Commissioner-elect Brown: Stop West Bypass, hold on to county cash
The letters to the editor in the local newspapers regarding government at all levels can best be described by the catch phrase from the Verizon cell phone commercials: “Can you hear me now?”
The establishment frontrunners at all levels are finding things out the hard way. Republican John Oxendine was leading all of the polls in the months heading into our gubernatorial primary election and he finished in the middle of the pack. Karen Handel leapt to the head of the line because she was viewed as an outsider, least affected by the influences of the non-caring establishment.
There is always a lot of wheeling and dealing going on in government at all levels. I have personally fought a few of the local back room deals locally.
Allen McCarty and I ran our campaigns on a clearly defined set of issues. We told you, the voters, how the current county commissioners voted on the issues and we told you how we would vote the opposite way. There was no gray area, no political smoke screen, or fancy language leading to double entendre.
After being given two clear-cut options, the voters made their decision. Between the 2009 SPLOST vote and the recent election, there is an obvious voter mandate. Think back to the Verizon commercials.
After writing a column in the newspaper for quite a while, I had received a great deal of public feedback on local issues. I spoke to people at the grocery stores and the schools and everywhere in between. That direct line to the public showed me there was a significant level of dissatisfaction on certain key issues, namely the West Fayetteville Bypass, the mass transit issue and taxation.
After the election, I was taken aback by rumors that the remaining three commissioners were not going to respect the wishes of the voters, again, and work to retain their stances in favor of the West Fayetteville Bypass and keeping Fayette in the regional mass transit plan.

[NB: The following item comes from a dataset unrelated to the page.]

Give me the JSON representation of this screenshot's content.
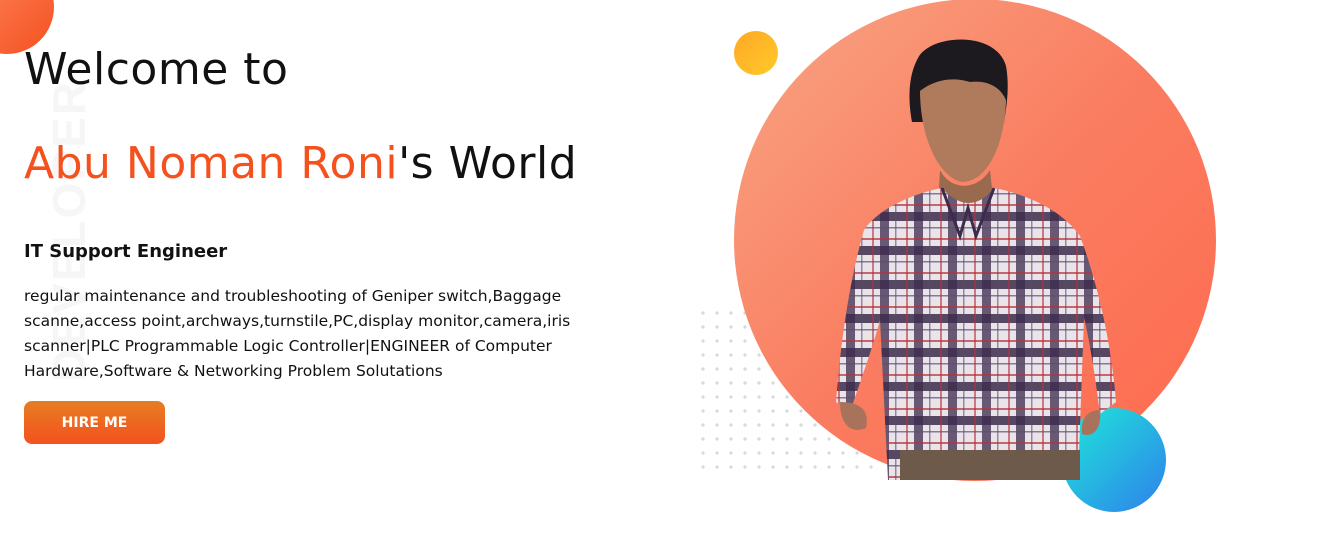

Will they actually go against the will of the voters? I have no idea. We will have to wait and see what they do. However, I will publicly state before you all that I am willing to work well before January with anyone on the Board of Commissioners who desires to move forward on these specific issues where the people have spoken. Those commissioners working to that end will have my gratitude, Commissioner-elect McCarty’s gratitude and the support of the public.
Even though I do not take office until January, I strongly urge the current commissioners and heads of the various county departments to withhold any expenditure which is not deemed absolutely necessary. The focus should be on holding as much cash on hand as possible with the significant chance of the economy taking a double dip.
I follow two sets of economists, both liberal and conservative. This past week was the first time both groups have expressed real fears of our economy stalling and falling yet again.
We are at a point beyond fiscal conservatism, possibly heading toward fiscal austerity. The obvious choice is not increasing spending, but our latest choice must be saying “no” to some items currently in the new budget.
Taking a rigorous look at the budget now and determining whether we can survive without a particular item, and compiling a list of those items, may well help the county prevent extreme measures concerning employee losses, service collapse and the need for increased revenue to sustain essential county services in a year or two.
The Georgia Legislature found out their coveted rainy day fund disappeared almost instantly once the revenue streams dried up. There is a distinct possibility we will see if we can survive a second dip with our reserve funds depleted too. While there is a definite possibility the state may receive another federal bailout, our local governments will not be as fortunate.
We must think in terms of being in a position where the state government begins to run dry and they hand down some of their fiscal burdens to the local level. Items once covered by the state budget may fall on our shoulders.
The time to be getting serious is right now. Wasting vital funds on useless projects like the West Fayetteville Bypass is certainly not the answer.
Fayette Commissioner-elect, Post 4
Peachtree City, Ga.